Did you know that Switzerland produces some delicious white wines? During the trip, we had an opportunity to meet Blaise Duboux, owner of the vineyard in Lavaux region and 8th generation winemaker. Blaise uses recycled coffee grounds to fertilize and nourish the soil in his vineyard. Not only the wines taste amazing but the views are incredibly beautiful too!

Lavaux vineyards

I was a guest of Nespresso. All views are my own.

New Year's Eve in Dublin

I was postponing a trip to Ireland for a long time, and then a perfect opportunity came not just to visit Ireland but to spend New Year's Eve in Dublin! Pretty exciting, isn't it?

As usual, I started with a research on the most instagrammable spots. What can be better than combining New year celebrations with snapping a few nice shots?

Temple Bar is the area you can't miss in Dublin.  It gets very busy in the afternoon so if you are after taking photos it's better to go in the morning, and of course to return later in the day to visit one of the pubs. We didn't get a chance to check it out but were recommended a hidden spot called Vintage Cocktail Club or VCC.

Going for a traditional music and dance performance is a lot of fun - we loved the experience at the Merry Ploughboy Pub, it's not in the centre but seemed to be popular as all the tables were full. 

Trinity College Library is another must-visit place. The highlight is the Long Room which houses 200,000 of the Library’s oldest book. The library gets very busy and the best is to book tickets online.

Trinity College Dublin

I loved seeing Dublin embracing festive spirit with all its Christmas decorations. Pictured below is the Powerscort shopping centre.

Powerscort Townhouse Centre Dublin

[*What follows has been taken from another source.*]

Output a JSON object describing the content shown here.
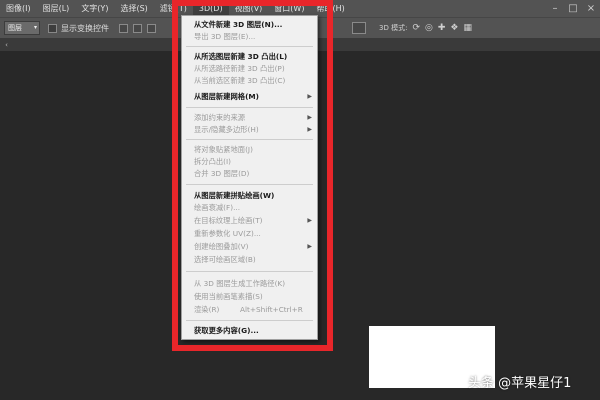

We couldn't miss popping into Guinness Storehouse too. I won't lie, I wanted to go mostly because of the view from the top but the whole experience was actually really nice. The storehouse covers 7 floors where you can learn about Guinness history and production process, give a go at pouring a perfect pint, dine, buy souvenirs and a lot more.

Guinness Storehouse
Dublin view from Guinness Storehouse

Stephen's Green is another beautiful shopping centre worth popping into.

Stephen's Green Centre Dublin

Check out Drury Street for independent shops and cafes.

For a day out of Dublin take a 30-minute fast train service DART from Dublin city centre to a fishing village of Howth. If the weather is nice, take a cliff walk which offers great views of the Bailey Lighthouse. Wear comfortable shoes, hiking shoes would be best as it was quite muddy when we visited.

Howth Ireland

Last but not least, the main reason for our visit - Dublin New Year's festival. It lasted for 2 days - Kodeline concert followed by a countdown and a special performance on the evening of the 31-st December and then the continuation of the performance on the 1st January.

New Year Festival Dublin

Special thanks to Failte Ireland and Visit Dublin for our wonderful stay.